Dataset excerpts:
━━━━

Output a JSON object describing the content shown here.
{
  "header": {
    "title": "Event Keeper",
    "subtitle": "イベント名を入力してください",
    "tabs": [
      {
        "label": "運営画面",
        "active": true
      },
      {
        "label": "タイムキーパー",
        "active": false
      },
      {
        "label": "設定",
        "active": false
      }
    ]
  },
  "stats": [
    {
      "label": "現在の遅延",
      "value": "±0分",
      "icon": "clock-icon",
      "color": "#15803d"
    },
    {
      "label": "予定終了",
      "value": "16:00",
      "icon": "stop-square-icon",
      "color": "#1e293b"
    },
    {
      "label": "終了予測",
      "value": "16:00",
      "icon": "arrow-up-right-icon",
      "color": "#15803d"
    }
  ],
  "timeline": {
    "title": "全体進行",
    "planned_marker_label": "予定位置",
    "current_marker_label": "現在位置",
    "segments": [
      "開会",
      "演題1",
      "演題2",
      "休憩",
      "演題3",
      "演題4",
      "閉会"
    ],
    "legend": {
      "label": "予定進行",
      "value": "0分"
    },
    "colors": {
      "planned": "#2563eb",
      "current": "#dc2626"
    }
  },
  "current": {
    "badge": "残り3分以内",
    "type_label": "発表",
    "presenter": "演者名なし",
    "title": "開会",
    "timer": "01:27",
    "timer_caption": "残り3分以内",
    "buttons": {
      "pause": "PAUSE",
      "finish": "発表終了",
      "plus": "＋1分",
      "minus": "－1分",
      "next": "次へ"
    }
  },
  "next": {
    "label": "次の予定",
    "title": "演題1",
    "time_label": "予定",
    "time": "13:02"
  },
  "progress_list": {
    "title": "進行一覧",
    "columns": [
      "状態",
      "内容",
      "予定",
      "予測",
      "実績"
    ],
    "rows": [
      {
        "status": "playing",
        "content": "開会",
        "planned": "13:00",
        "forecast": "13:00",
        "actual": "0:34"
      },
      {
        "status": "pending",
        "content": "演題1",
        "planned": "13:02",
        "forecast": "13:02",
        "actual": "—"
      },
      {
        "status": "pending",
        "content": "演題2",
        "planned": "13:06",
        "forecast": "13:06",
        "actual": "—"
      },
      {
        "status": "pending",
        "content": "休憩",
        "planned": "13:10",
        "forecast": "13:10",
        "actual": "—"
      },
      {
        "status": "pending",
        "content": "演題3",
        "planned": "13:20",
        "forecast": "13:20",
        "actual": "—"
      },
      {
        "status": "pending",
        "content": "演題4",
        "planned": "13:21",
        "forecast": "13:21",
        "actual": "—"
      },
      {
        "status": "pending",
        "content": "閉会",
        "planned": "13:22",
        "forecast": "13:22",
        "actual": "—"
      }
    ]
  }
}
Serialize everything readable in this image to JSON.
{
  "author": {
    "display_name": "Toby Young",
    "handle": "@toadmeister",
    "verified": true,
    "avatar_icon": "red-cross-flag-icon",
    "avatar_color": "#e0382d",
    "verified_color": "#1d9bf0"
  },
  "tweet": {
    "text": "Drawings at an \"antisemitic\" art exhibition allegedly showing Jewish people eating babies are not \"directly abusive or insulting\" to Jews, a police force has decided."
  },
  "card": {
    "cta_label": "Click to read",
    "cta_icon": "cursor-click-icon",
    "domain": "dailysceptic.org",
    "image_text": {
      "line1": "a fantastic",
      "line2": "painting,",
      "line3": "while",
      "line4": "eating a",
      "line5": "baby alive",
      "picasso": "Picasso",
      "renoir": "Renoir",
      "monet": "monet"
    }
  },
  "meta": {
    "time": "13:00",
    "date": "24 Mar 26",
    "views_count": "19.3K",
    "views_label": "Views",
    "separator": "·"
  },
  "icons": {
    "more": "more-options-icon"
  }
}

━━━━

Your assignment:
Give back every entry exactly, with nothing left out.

Result:
Output a JSON object describing the content shown here.
{
  "header": {
    "title": "Event Keeper",
    "subtitle": "イベント名を入力してください",
    "tabs": [
      {
        "label": "運営画面",
        "active": true
      },
      {
        "label": "タイムキーパー",
        "active": false
      },
      {
        "label": "設定",
        "active": false
      }
    ]
  },
  "stats": [
    {
      "label": "現在の遅延",
      "value": "±0分",
      "icon": "clock-icon",
      "color": "#15803d"
    },
    {
      "label": "予定終了",
      "value": "16:00",
      "icon": "stop-square-icon",
      "color": "#1e293b"
    },
    {
      "label": "終了予測",
      "value": "16:00",
      "icon": "arrow-up-right-icon",
      "color": "#15803d"
    }
  ],
  "timeline": {
    "title": "全体進行",
    "planned_marker_label": "予定位置",
    "current_marker_label": "現在位置",
    "segments": [
      "開会",
      "演題1",
      "演題2",
      "休憩",
      "演題3",
      "演題4",
      "閉会"
    ],
    "legend": {
      "label": "予定進行",
      "value": "0分"
    },
    "colors": {
      "planned": "#2563eb",
      "current": "#dc2626"
    }
  },
  "current": {
    "badge": "残り3分以内",
    "type_label": "発表",
    "presenter": "演者名なし",
    "title": "開会",
    "timer": "01:27",
    "timer_caption": "残り3分以内",
    "buttons": {
      "pause": "PAUSE",
      "finish": "発表終了",
      "plus": "＋1分",
      "minus": "－1分",
      "next": "次へ"
    }
  },
  "next": {
    "label": "次の予定",
    "title": "演題1",
    "time_label": "予定",
    "time": "13:02"
  },
  "progress_list": {
    "title": "進行一覧",
    "columns": [
      "状態",
      "内容",
      "予定",
      "予測",
      "実績"
    ],
    "rows": [
      {
        "status": "playing",
        "content": "開会",
        "planned": "13:00",
        "forecast": "13:00",
        "actual": "0:34"
      },
      {
        "status": "pending",
        "content": "演題1",
        "planned": "13:02",
        "forecast": "13:02",
        "actual": "—"
      },
      {
        "status": "pending",
        "content": "演題2",
        "planned": "13:06",
        "forecast": "13:06",
        "actual": "—"
      },
      {
        "status": "pending",
        "content": "休憩",
        "planned": "13:10",
        "forecast": "13:10",
        "actual": "—"
      },
      {
        "status": "pending",
        "content": "演題3",
        "planned": "13:20",
        "forecast": "13:20",
        "actual": "—"
      },
      {
        "status": "pending",
        "content": "演題4",
        "planned": "13:21",
        "forecast": "13:21",
        "actual": "—"
      },
      {
        "status": "pending",
        "content": "閉会",
        "planned": "13:22",
        "forecast": "13:22",
        "actual": "—"
      }
    ]
  }
}
Serialize everything readable in this image to JSON.
{
  "author": {
    "display_name": "Toby Young",
    "handle": "@toadmeister",
    "verified": true,
    "avatar_icon": "red-cross-flag-icon",
    "avatar_color": "#e0382d",
    "verified_color": "#1d9bf0"
  },
  "tweet": {
    "text": "Drawings at an \"antisemitic\" art exhibition allegedly showing Jewish people eating babies are not \"directly abusive or insulting\" to Jews, a police force has decided."
  },
  "card": {
    "cta_label": "Click to read",
    "cta_icon": "cursor-click-icon",
    "domain": "dailysceptic.org",
    "image_text": {
      "line1": "a fantastic",
      "line2": "painting,",
      "line3": "while",
      "line4": "eating a",
      "line5": "baby alive",
      "picasso": "Picasso",
      "renoir": "Renoir",
      "monet": "monet"
    }
  },
  "meta": {
    "time": "13:00",
    "date": "24 Mar 26",
    "views_count": "19.3K",
    "views_label": "Views",
    "separator": "·"
  },
  "icons": {
    "more": "more-options-icon"
  }
}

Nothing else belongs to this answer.